“So, do you want the test?”
Are there really people who say no? I mean, doesn’t everybody say, yes, do the test and we’ll figure out the money in a few months? That’s what we said. (And it turned out that our insurance did cover it.)
We went down for the blood draw and stopped when we saw the line of approximately 437 people ahead of us. I called M., the one friend I had made – remember, we’d only been living in our new city for two months – and asked her to take Z. home with her from school. We made it out of the hospital just in time to race to pick up S. and then head over to M’s house.
In the car, I called my parents and then used my BlackBerry to Google Sotos and I read gems like this one:
Motor delays are common due to hypotonia. Prolonged drooling and mouth breathing may be present due to poor tone of facial muscles. Delays in gross and fine motor movement are marked in early childhood and improve in the school years. Coordination problems may persist into adulthood. Receptive language (understanding others) tends to be more advanced than expressive language (formation of words), setting the stage for frustration. The child may whine or scream to demonstrate desires or emotions. Older children seem to develop competence and normal speech patterns. Borderline to average intelligence is expected, with learning deficits noted in language, math, and socialization. Intellectual, social, and emotional maturity may evolve on widely different timetables.

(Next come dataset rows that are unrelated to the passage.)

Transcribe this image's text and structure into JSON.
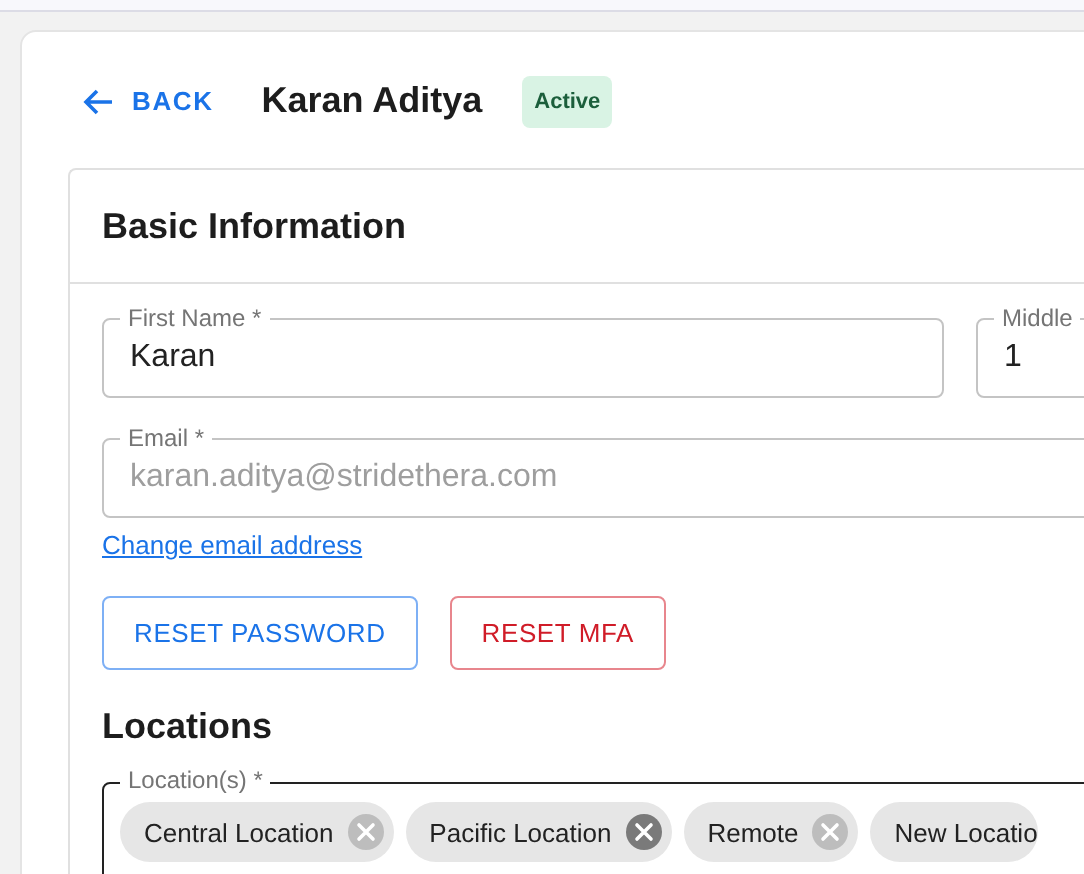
{
  "header": {
    "back": "BACK",
    "title": "Karan Aditya",
    "status": "Active"
  },
  "basic_information": {
    "heading": "Basic Information",
    "fields": [
      {
        "label": "First Name *",
        "value": "Karan",
        "disabled": false
      },
      {
        "label": "Middle",
        "value": "1",
        "disabled": false
      }
    ],
    "email": {
      "label": "Email *",
      "value": "karan.aditya@stridethera.com",
      "disabled": true
    },
    "change_email_link": "Change email address",
    "buttons": [
      {
        "label": "RESET PASSWORD",
        "kind": "primary"
      },
      {
        "label": "RESET MFA",
        "kind": "danger"
      }
    ]
  },
  "locations": {
    "heading": "Locations",
    "label": "Location(s) *",
    "focused": true,
    "chips": [
      {
        "label": "Central Location",
        "highlighted": false
      },
      {
        "label": "Pacific Location",
        "highlighted": true
      },
      {
        "label": "Remote",
        "highlighted": false
      },
      {
        "label": "New Locatio"
      }
    ]
  }
}
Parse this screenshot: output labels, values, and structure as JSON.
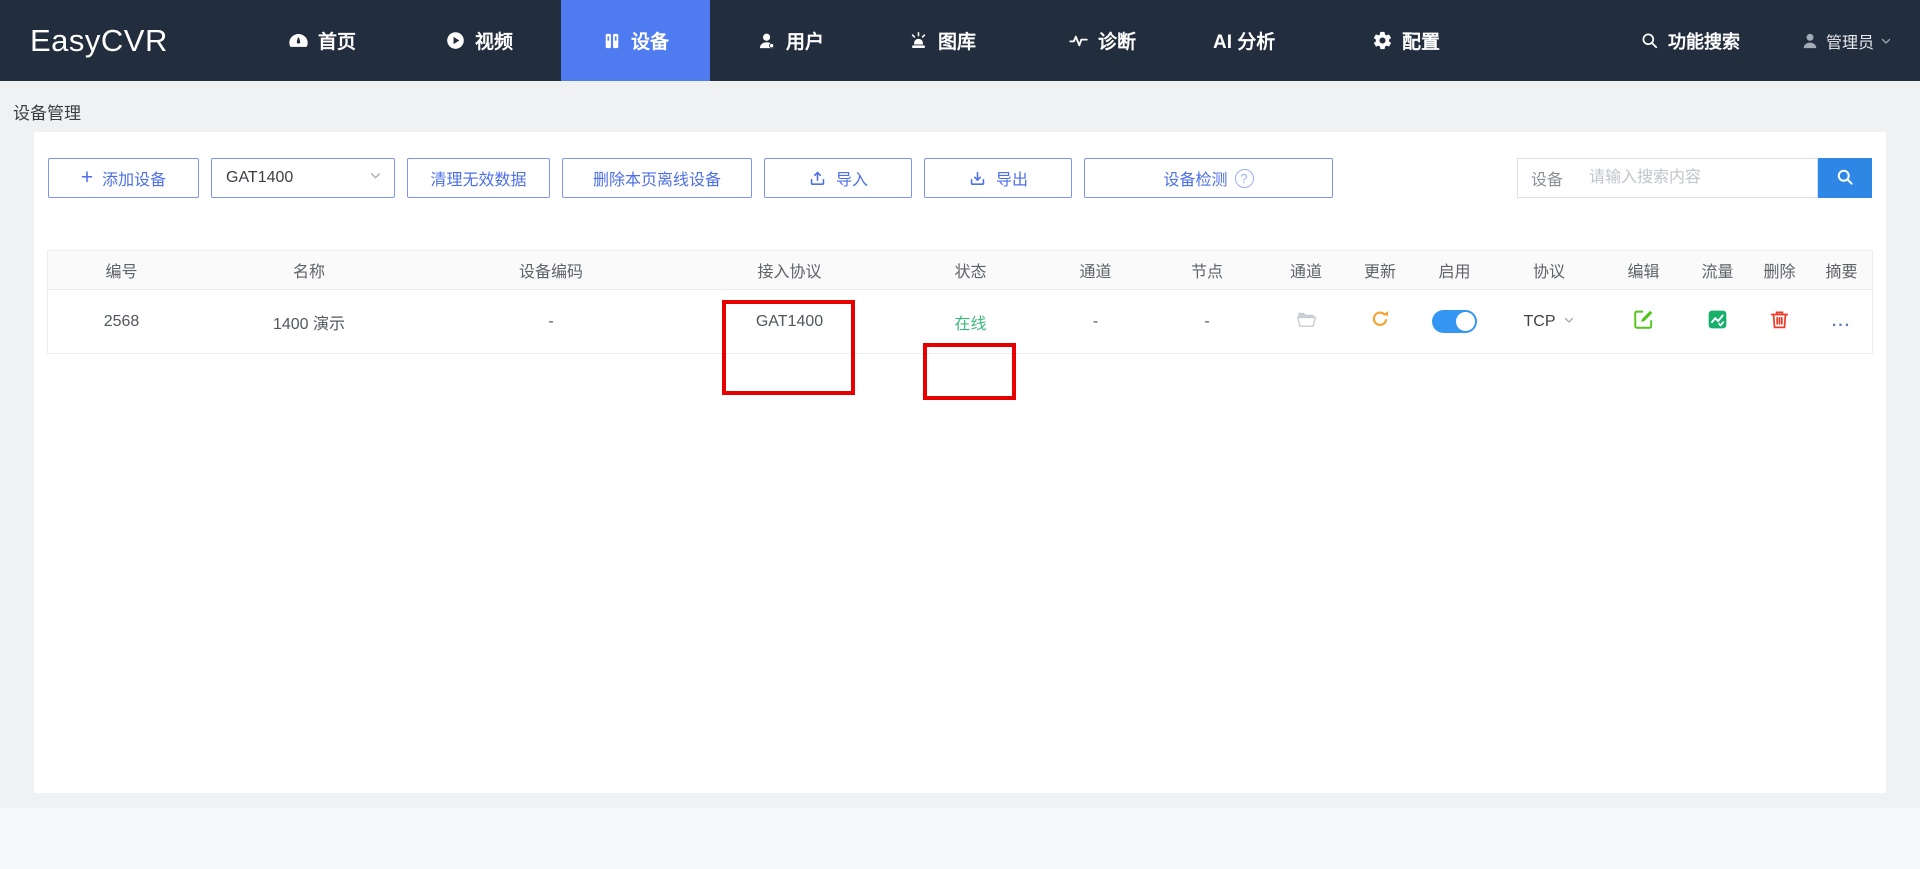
{
  "brand": "EasyCVR",
  "nav": {
    "items": [
      {
        "label": "首页",
        "icon": "dashboard-icon"
      },
      {
        "label": "视频",
        "icon": "play-circle-icon"
      },
      {
        "label": "设备",
        "icon": "device-rack-icon",
        "active": true
      },
      {
        "label": "用户",
        "icon": "user-icon"
      },
      {
        "label": "图库",
        "icon": "alarm-beacon-icon"
      },
      {
        "label": "诊断",
        "icon": "pulse-icon"
      },
      {
        "label": "AI 分析",
        "icon": "none"
      },
      {
        "label": "配置",
        "icon": "gear-icon"
      }
    ],
    "function_search": "功能搜索",
    "admin": "管理员"
  },
  "breadcrumb": "设备管理",
  "toolbar": {
    "add_device": "添加设备",
    "protocol_filter": "GAT1400",
    "clean_invalid": "清理无效数据",
    "delete_offline_page": "删除本页离线设备",
    "import_label": "导入",
    "export_label": "导出",
    "device_check": "设备检测",
    "search_scope": "设备",
    "search_placeholder": "请输入搜索内容"
  },
  "icons": {
    "plus": "+",
    "help": "?"
  },
  "table": {
    "headers": [
      "编号",
      "名称",
      "设备编码",
      "接入协议",
      "状态",
      "通道",
      "节点",
      "通道",
      "更新",
      "启用",
      "协议",
      "编辑",
      "流量",
      "删除",
      "摘要"
    ],
    "row": {
      "id": "2568",
      "name": "1400 演示",
      "device_code": "-",
      "access_protocol": "GAT1400",
      "status": "在线",
      "channels": "-",
      "node": "-",
      "stream_protocol": "TCP",
      "enabled": true,
      "summary": "..."
    }
  },
  "colors": {
    "nav_bg": "#222d3d",
    "active_tab": "#4e7bef",
    "button_blue": "#4d6fe8",
    "search_button_blue": "#2e87e4",
    "online_green": "#3eb97c",
    "toggle_on_blue": "#3595f2",
    "refresh_orange": "#f7a12f",
    "edit_green": "#52c41a",
    "traffic_green": "#17b06b",
    "delete_red": "#ee3b28",
    "annotation_red": "#e60000"
  }
}
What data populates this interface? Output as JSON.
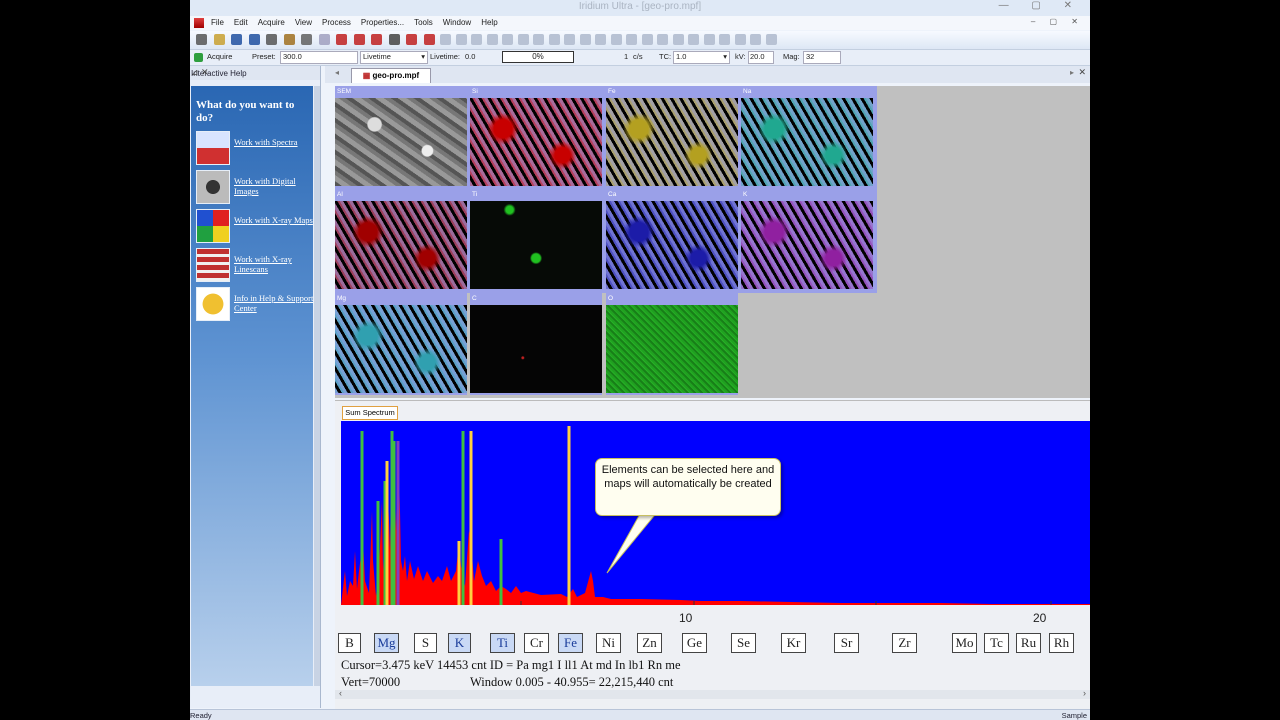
{
  "window": {
    "title": "Iridium Ultra - [geo-pro.mpf]",
    "controls": "— ▢ ✕"
  },
  "menu": [
    "File",
    "Edit",
    "Acquire",
    "View",
    "Process",
    "Properties...",
    "Tools",
    "Window",
    "Help"
  ],
  "acquire": {
    "acquire_label": "Acquire",
    "preset_label": "Preset:",
    "preset_value": "300.0",
    "mode_value": "Livetime",
    "livetime_label": "Livetime:",
    "livetime_value": "0.0",
    "progress": "0%",
    "rate_value": "1",
    "rate_unit": "c/s",
    "tc_label": "TC:",
    "tc_value": "1.0",
    "kv_label": "kV:",
    "kv_value": "20.0",
    "mag_label": "Mag:",
    "mag_value": "32"
  },
  "help": {
    "panel_title": "Interactive Help",
    "heading": "What do you want to do?",
    "items": [
      {
        "label": "Work with Spectra",
        "icon": "spectra-icon"
      },
      {
        "label": "Work with Digital Images",
        "icon": "camera-icon"
      },
      {
        "label": "Work with X-ray Maps",
        "icon": "xray-maps-icon"
      },
      {
        "label": "Work with X-ray Linescans",
        "icon": "linescan-icon"
      },
      {
        "label": "Info in Help & Support Center",
        "icon": "shield-icon"
      }
    ]
  },
  "document": {
    "tab": "geo-pro.mpf"
  },
  "maps": [
    {
      "label": "SEM",
      "color": "#9a9a9a"
    },
    {
      "label": "Si",
      "color": "#c80000"
    },
    {
      "label": "Fe",
      "color": "#b4a020"
    },
    {
      "label": "Na",
      "color": "#20a890"
    },
    {
      "label": "Al",
      "color": "#a00000"
    },
    {
      "label": "Ti",
      "color": "#20c020"
    },
    {
      "label": "Ca",
      "color": "#1c1ca8"
    },
    {
      "label": "K",
      "color": "#9020a0"
    },
    {
      "label": "Mg",
      "color": "#30a0b0"
    },
    {
      "label": "C",
      "color": "#c02020"
    },
    {
      "label": "O",
      "color": "#20a020"
    }
  ],
  "spectrum": {
    "tab": "Sum Spectrum",
    "x_ticks": [
      "10",
      "20"
    ],
    "elements": [
      {
        "sym": "B",
        "sel": false
      },
      {
        "sym": "Mg",
        "sel": true
      },
      {
        "sym": "S",
        "sel": false
      },
      {
        "sym": "K",
        "sel": true
      },
      {
        "sym": "Ti",
        "sel": true
      },
      {
        "sym": "Cr",
        "sel": false
      },
      {
        "sym": "Fe",
        "sel": true
      },
      {
        "sym": "Ni",
        "sel": false
      },
      {
        "sym": "Zn",
        "sel": false
      },
      {
        "sym": "Ge",
        "sel": false
      },
      {
        "sym": "Se",
        "sel": false
      },
      {
        "sym": "Kr",
        "sel": false
      },
      {
        "sym": "Sr",
        "sel": false
      },
      {
        "sym": "Zr",
        "sel": false
      },
      {
        "sym": "Mo",
        "sel": false
      },
      {
        "sym": "Tc",
        "sel": false
      },
      {
        "sym": "Ru",
        "sel": false
      },
      {
        "sym": "Rh",
        "sel": false
      }
    ],
    "info_line1": "Cursor=3.475 keV   14453 cnt   ID = Pa mg1  I ll1   At md   In lb1  Rn me",
    "info_vert": "Vert=70000",
    "info_window": "Window 0.005 - 40.955=    22,215,440 cnt"
  },
  "callout": {
    "text": "Elements can be selected here and maps will automatically be created"
  },
  "status": {
    "left": "Ready",
    "right": "Sample"
  }
}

Guess which sentence I chose to focus on? Borderline to average just doesn’t sound so good to me. I’m sorry, it doesn’t.
At M’s house, I got out of the car and I think I tried to get out a sentence or two before I became hysterical. Why do I like M. so much? Because she didn’t try to say anything like, “I’m sure it’ll be fine.” She said, “I’m sorry,” and she asked if there was anything she could do to help. And she also didn’t stop calling me after I demonstrated just how insane I am by becoming hysterical on her front lawn. She called me a few days later to see how I was, and she just let me talk. M. is Good People.
We got home, and both Mr. WG and I spent the evening sitting with our laptops Googling away, reading, skimming, re-reading, and not really sharing our fears with each other. That lasted for about 24 hours.